Rather than giving Lady Macbeth her own death scene, Shakespeare gives her something better – a soliloquy to die for. There are two other characters onstage, who occasionally interject with horrified commentary, but Lady Macbeth isn’t aware of their presence. For her, this is one long, dark soliloquy. Bell Shakespeare’s Head of Education, Joanne Erskine, explains why it’s so special:
“This is an incredible use of a soliloquy, where someone is not in control of their thoughts. Lady Macbeth’s words show us how her mind is unravelling – her words are fragments and grisly flashbacks of her story.”

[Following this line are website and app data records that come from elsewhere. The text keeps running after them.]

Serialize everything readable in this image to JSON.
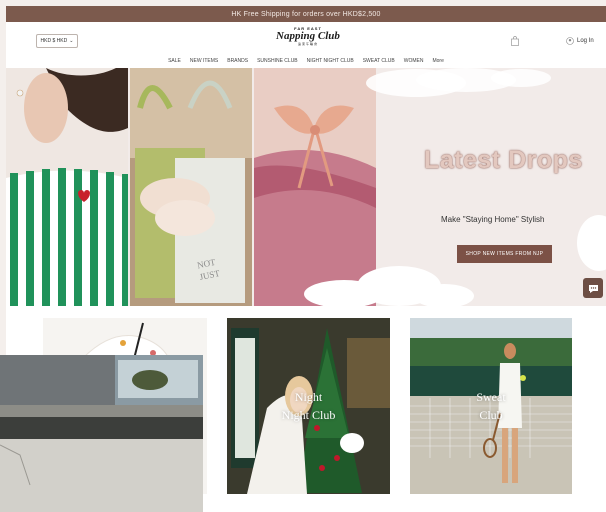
{
  "promo_bar": {
    "text": "HK Free Shipping for orders over HKD$2,500"
  },
  "header": {
    "currency": "HKD $ HKD",
    "logo_top": "FAR EAST",
    "logo_main": "Napping Club",
    "logo_sub": "遠東午睡會",
    "login_label": "Log In"
  },
  "nav": {
    "items": [
      "SALE",
      "NEW ITEMS",
      "BRANDS",
      "SUNSHINE CLUB",
      "NIGHT NIGHT CLUB",
      "SWEAT CLUB",
      "WOMEN",
      "More"
    ]
  },
  "hero": {
    "title": "Latest Drops",
    "subtitle": "Make \"Staying Home\" Stylish",
    "button_label": "SHOP NEW ITEMS FROM NJP"
  },
  "cards": [
    {
      "label": ""
    },
    {
      "label": "Night\nNight Club"
    },
    {
      "label": "Sweat\nClub"
    }
  ],
  "colors": {
    "brown": "#7c5a4d",
    "button": "#7c5146",
    "title": "#e3c8bf"
  }
}
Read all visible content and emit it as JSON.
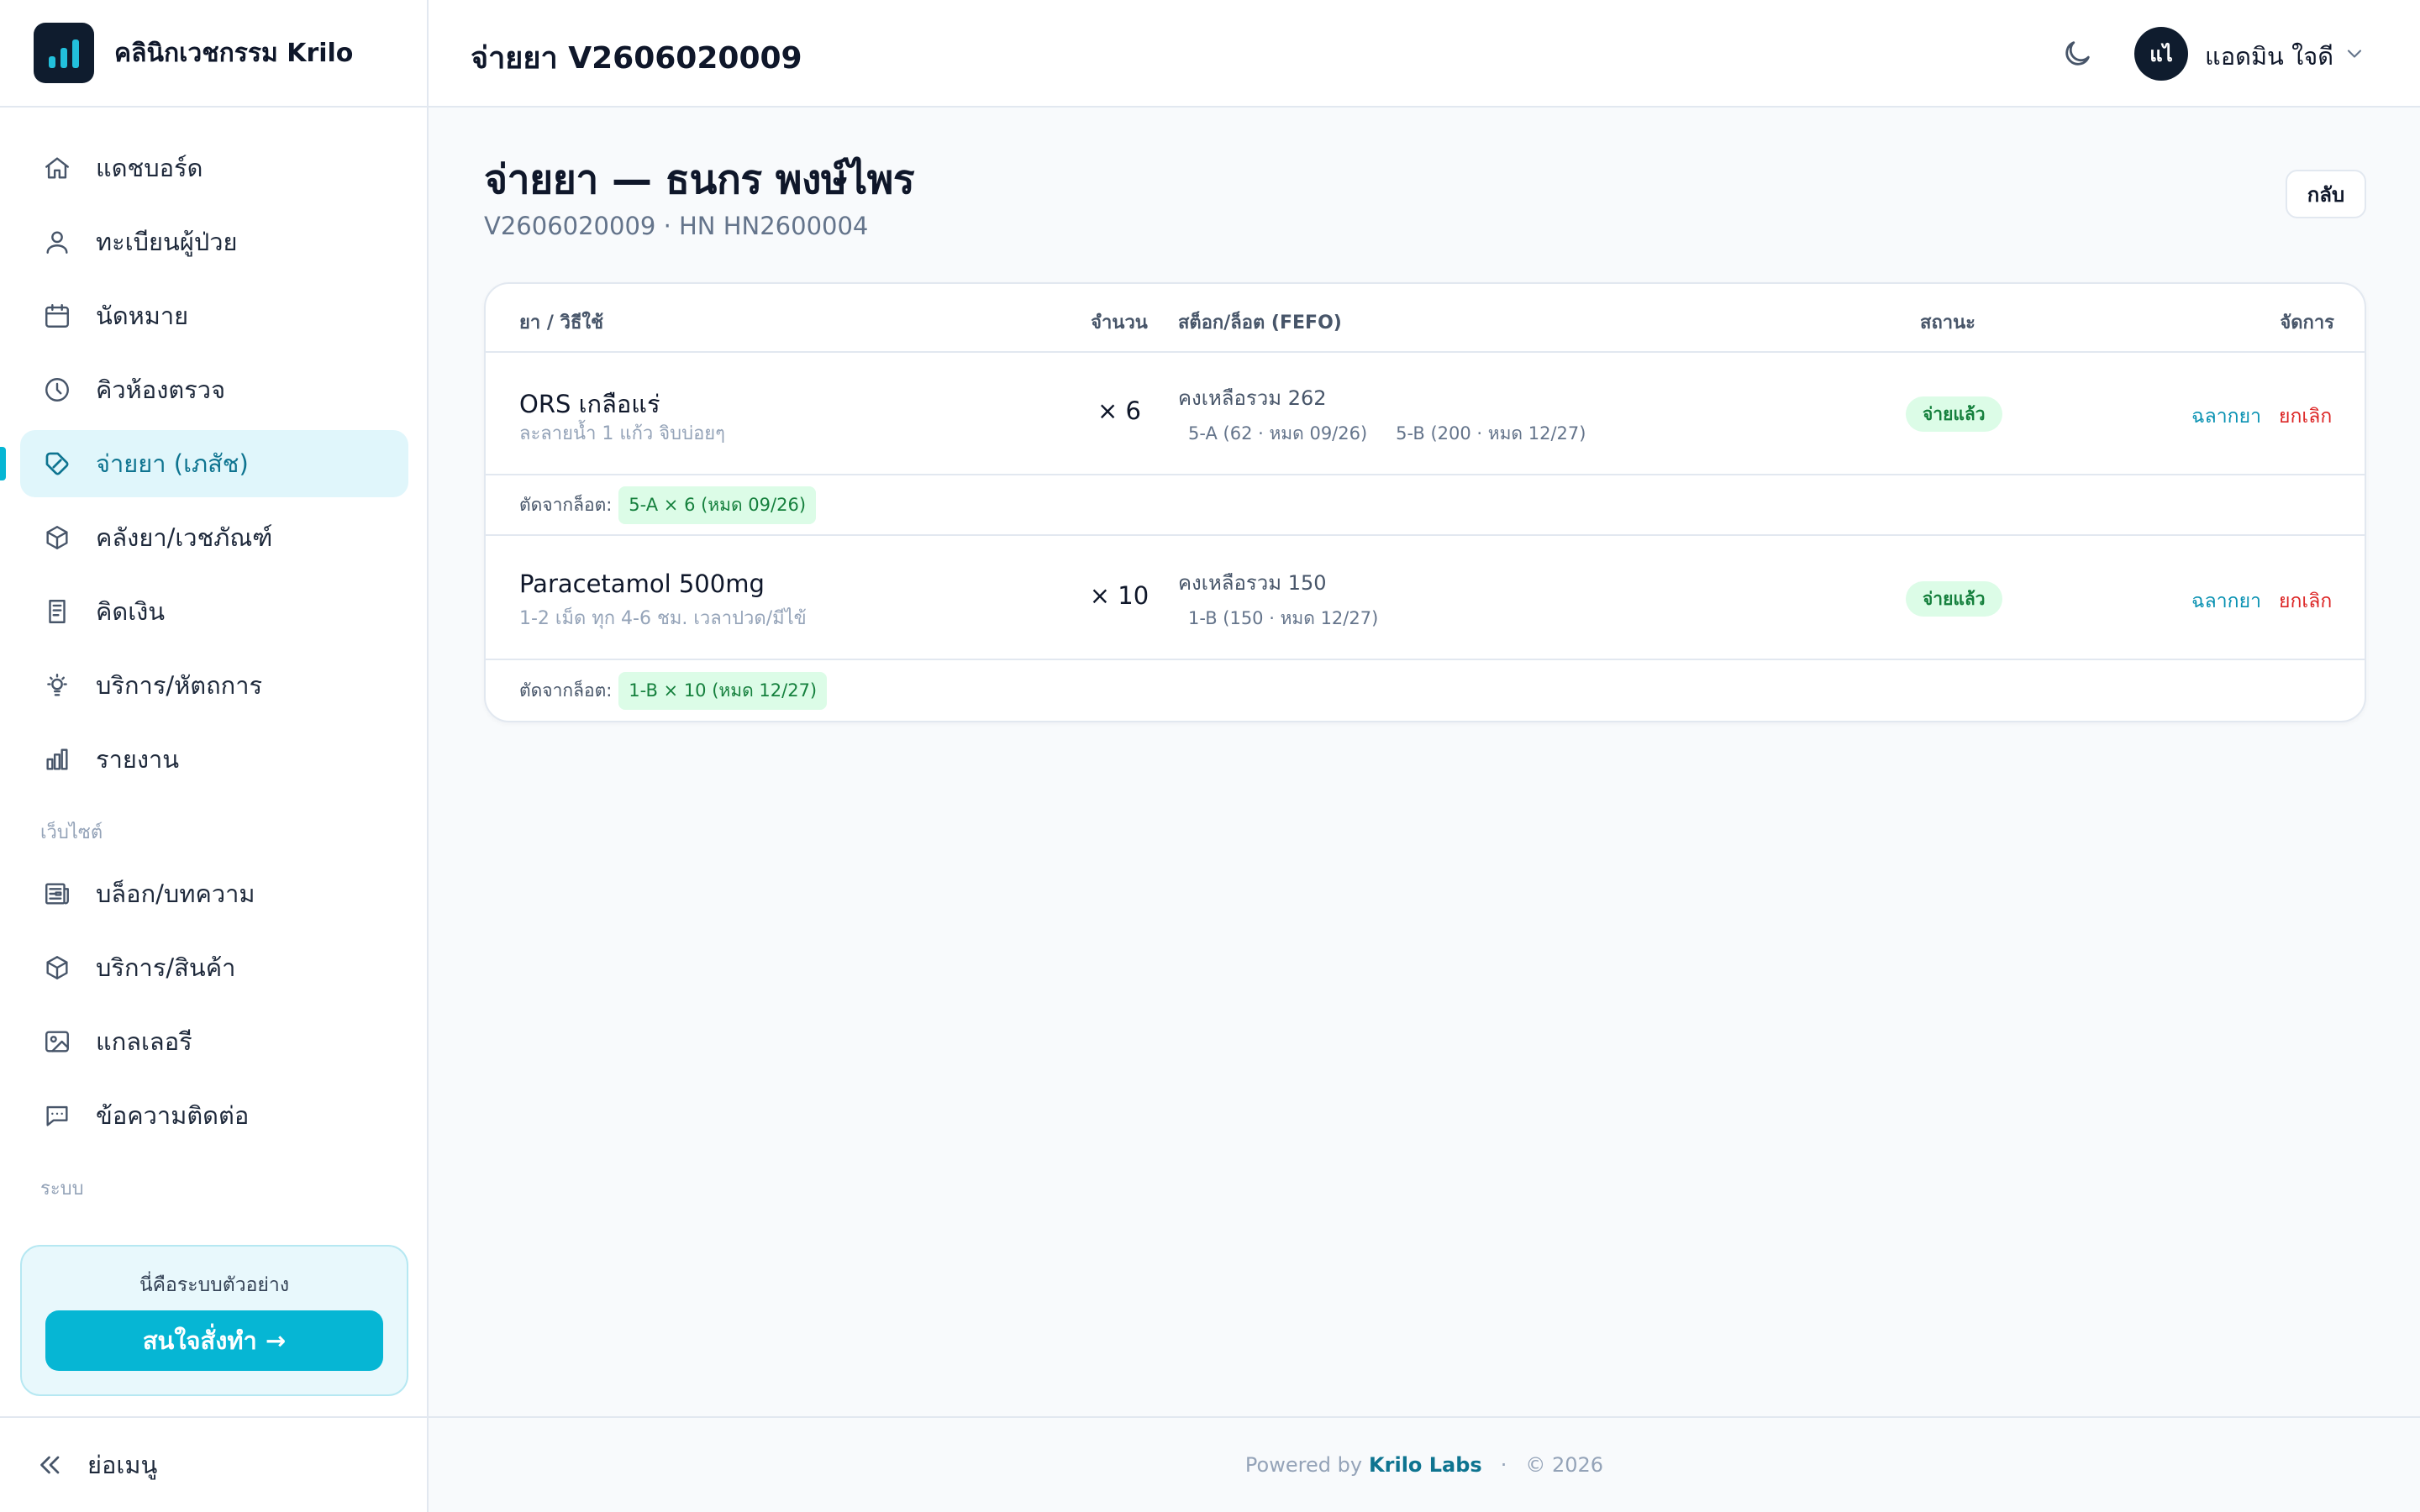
{
  "app": {
    "name": "คลินิกเวชกรรม Krilo"
  },
  "sidebar": {
    "items": [
      {
        "label": "แดชบอร์ด",
        "icon": "home-icon"
      },
      {
        "label": "ทะเบียนผู้ป่วย",
        "icon": "user-icon"
      },
      {
        "label": "นัดหมาย",
        "icon": "calendar-icon"
      },
      {
        "label": "คิวห้องตรวจ",
        "icon": "clock-icon"
      },
      {
        "label": "จ่ายยา (เภสัช)",
        "icon": "pill-tag-icon",
        "active": true
      },
      {
        "label": "คลังยา/เวชภัณฑ์",
        "icon": "box-icon"
      },
      {
        "label": "คิดเงิน",
        "icon": "receipt-icon"
      },
      {
        "label": "บริการ/หัตถการ",
        "icon": "lightbulb-icon"
      },
      {
        "label": "รายงาน",
        "icon": "bar-chart-icon"
      }
    ],
    "website_section_label": "เว็บไซต์",
    "website_items": [
      {
        "label": "บล็อก/บทความ",
        "icon": "newspaper-icon"
      },
      {
        "label": "บริการ/สินค้า",
        "icon": "box-icon"
      },
      {
        "label": "แกลเลอรี",
        "icon": "image-icon"
      },
      {
        "label": "ข้อความติดต่อ",
        "icon": "message-icon"
      }
    ],
    "system_section_label": "ระบบ",
    "promo": {
      "text": "นี่คือระบบตัวอย่าง",
      "button": "สนใจสั่งทำ →"
    },
    "collapse_label": "ย่อเมนู"
  },
  "header": {
    "title": "จ่ายยา V2606020009",
    "user": {
      "initials": "แไ",
      "name": "แอดมิน ใจดี"
    }
  },
  "page": {
    "title": "จ่ายยา — ธนกร พงษ์ไพร",
    "subtitle": "V2606020009 · HN HN2600004",
    "back_button": "กลับ"
  },
  "table": {
    "columns": {
      "drug": "ยา / วิธีใช้",
      "qty": "จำนวน",
      "stock": "สต็อก/ล็อต (FEFO)",
      "status": "สถานะ",
      "actions": "จัดการ"
    },
    "rows": [
      {
        "name": "ORS เกลือแร่",
        "usage": "ละลายน้ำ 1 แก้ว จิบบ่อยๆ",
        "qty": "× 6",
        "stock_total": "คงเหลือรวม 262",
        "lots": [
          "5-A (62 · หมด 09/26)",
          "5-B (200 · หมด 12/27)"
        ],
        "status": "จ่ายแล้ว",
        "action_label": "ฉลากยา",
        "action_cancel": "ยกเลิก",
        "deducted_label": "ตัดจากล็อต:",
        "deducted_lot": "5-A × 6 (หมด 09/26)"
      },
      {
        "name": "Paracetamol 500mg",
        "usage": "1-2 เม็ด ทุก 4-6 ชม. เวลาปวด/มีไข้",
        "qty": "× 10",
        "stock_total": "คงเหลือรวม 150",
        "lots": [
          "1-B (150 · หมด 12/27)"
        ],
        "status": "จ่ายแล้ว",
        "action_label": "ฉลากยา",
        "action_cancel": "ยกเลิก",
        "deducted_label": "ตัดจากล็อต:",
        "deducted_lot": "1-B × 10 (หมด 12/27)"
      }
    ]
  },
  "footer": {
    "powered_by": "Powered by",
    "brand": "Krilo Labs",
    "separator": "·",
    "copyright": "© 2026"
  },
  "colors": {
    "accent": "#06b6d4",
    "accent_dark": "#0e7490",
    "success": "#15803d",
    "danger": "#dc2626",
    "navy": "#0f1c2e"
  }
}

The language is in striking contrast to that of the ambitious, calculating Lady Macbeth we met at the start of the play. “It shows us how far she’s fallen,” says Erskine. “She’s alone, she’s scared, and she’s lost her mind. The next time we hear of her, Lady Macbeth has died.”